Scan the entries below and extract each line with the word "email" in it.

═══ Data extract

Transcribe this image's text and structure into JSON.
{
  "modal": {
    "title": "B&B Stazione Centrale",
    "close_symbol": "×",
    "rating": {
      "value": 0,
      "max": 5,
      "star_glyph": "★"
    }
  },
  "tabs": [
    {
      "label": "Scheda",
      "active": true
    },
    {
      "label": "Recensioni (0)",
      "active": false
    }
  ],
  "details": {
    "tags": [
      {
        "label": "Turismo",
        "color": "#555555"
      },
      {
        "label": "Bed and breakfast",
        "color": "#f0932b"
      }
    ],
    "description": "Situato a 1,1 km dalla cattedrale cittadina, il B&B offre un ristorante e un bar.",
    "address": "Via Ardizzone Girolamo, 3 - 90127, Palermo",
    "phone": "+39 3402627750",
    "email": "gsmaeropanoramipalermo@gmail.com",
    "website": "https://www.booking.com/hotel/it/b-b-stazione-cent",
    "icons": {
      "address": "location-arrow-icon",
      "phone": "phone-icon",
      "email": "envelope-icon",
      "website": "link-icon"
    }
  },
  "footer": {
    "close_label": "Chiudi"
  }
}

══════

## Response box
    "email": "gsmaeropanoramipalermo@gmail.com",
      "email": "envelope-icon",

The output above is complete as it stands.